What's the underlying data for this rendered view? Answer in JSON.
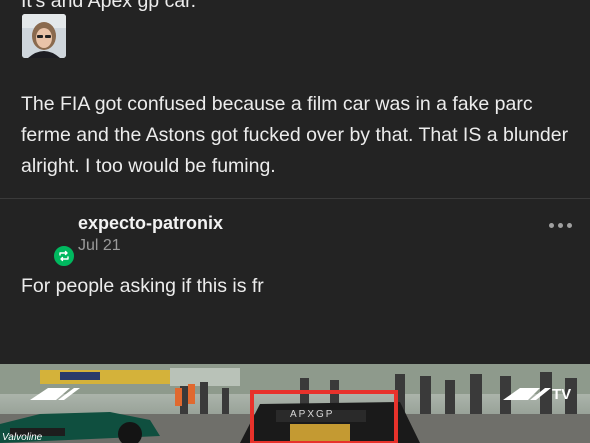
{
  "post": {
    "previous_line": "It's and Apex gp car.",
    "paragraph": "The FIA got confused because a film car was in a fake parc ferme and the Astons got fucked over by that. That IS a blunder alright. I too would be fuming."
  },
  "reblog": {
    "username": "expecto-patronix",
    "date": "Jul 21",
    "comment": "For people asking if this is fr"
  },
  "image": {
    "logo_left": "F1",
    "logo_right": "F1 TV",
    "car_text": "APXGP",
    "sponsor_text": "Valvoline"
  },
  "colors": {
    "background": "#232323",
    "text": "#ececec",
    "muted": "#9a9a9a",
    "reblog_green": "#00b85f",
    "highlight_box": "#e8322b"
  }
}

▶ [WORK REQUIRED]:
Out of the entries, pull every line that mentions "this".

▶ [RESPONSE TO THE EXERCISE]:
What's the underlying data for this rendered view? Answer in JSON.
    "comment": "For people asking if this is fr"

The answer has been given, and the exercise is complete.